Description: Voronoi Morphologies is the latest development in an ongoing area of research into cellular aggregate structures. The voronoi algorithm is used in a wide range of fields including satellite navigation, animal habitat mapping, and urban planning as it can easily adapt to local contingent conditions. Within our research, it is used as a tool to facilitate the translation and materialization of data from particle-simulations and other point-based data into volumetric form. Through this process, it becomes much easier to produce highly differentiated structures that are responsive to local performance criteria.
The project was developed though both 2D and 3D voronoi cellular structures. In both cases, a field of points is used to determine regions of space, or cells, that are closer to a certain point than any other point. As the cells are not constrained by a fixed geometric topology, the cells properties can be tuned in much more specific ways than a tradition rectangular or hexagonal cell arrangement. A custom-designed script was written to connect Rhino with Qhull which did the actual voronoi calculations. The script also digitally unfolds, labels, and prepares the geometry for CNC fabrication.
This technique was developed in collaboration with Jelle Feringa of EZCT Architecture and Design Research in Paris.

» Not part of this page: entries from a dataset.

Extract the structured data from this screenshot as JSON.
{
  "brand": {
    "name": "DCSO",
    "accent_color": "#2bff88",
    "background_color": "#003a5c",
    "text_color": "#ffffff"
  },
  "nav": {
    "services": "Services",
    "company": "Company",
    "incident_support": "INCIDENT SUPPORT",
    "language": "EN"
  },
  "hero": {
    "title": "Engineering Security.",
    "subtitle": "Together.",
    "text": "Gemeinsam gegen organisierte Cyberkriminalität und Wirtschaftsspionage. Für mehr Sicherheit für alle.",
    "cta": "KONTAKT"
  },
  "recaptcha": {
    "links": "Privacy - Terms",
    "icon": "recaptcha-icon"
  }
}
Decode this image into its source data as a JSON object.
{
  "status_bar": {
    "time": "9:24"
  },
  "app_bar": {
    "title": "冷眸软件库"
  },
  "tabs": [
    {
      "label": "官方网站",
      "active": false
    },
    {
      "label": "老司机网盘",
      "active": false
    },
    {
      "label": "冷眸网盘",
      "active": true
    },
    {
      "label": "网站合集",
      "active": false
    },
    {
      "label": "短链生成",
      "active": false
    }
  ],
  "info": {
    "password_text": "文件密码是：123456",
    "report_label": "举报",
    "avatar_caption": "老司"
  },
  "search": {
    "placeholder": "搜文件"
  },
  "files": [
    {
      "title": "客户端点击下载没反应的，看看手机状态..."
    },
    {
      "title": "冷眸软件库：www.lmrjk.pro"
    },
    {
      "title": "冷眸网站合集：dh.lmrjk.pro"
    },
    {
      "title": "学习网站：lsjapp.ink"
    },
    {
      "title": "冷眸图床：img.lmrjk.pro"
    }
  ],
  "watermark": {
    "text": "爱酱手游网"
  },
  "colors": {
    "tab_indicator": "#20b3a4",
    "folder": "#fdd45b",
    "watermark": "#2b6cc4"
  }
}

Description: Inspired by the work of scientists William Thomson (Lord Kelvin), Joseph Plateau, and D’Arcy Thompspn as well as the designer Frei Otto on the geometry of cellular bodies, this ongoing project explores physical form-finding techniques and aggregate structures. In an attempt to embody the knowledge gained through an investigation of the physics and mathematics of minimal surfaces, surface tension, and cellular aggregates by Kelvin, Plateau, and Thompson, the project looked to physical experiments that would reveal the basic laws of aggregation. Cellular bodies (water filled balloons) were allowed to self-organize into packed clusters. By casting the negative space around the cellular aggregates, it was possible to easily fabrication what are called cellular solids (solid foams). The research began in London while at the Architectural Association and has continued over the years, informing many other projects such as C_Wall, Voronoi Morphologies, and P_Wall.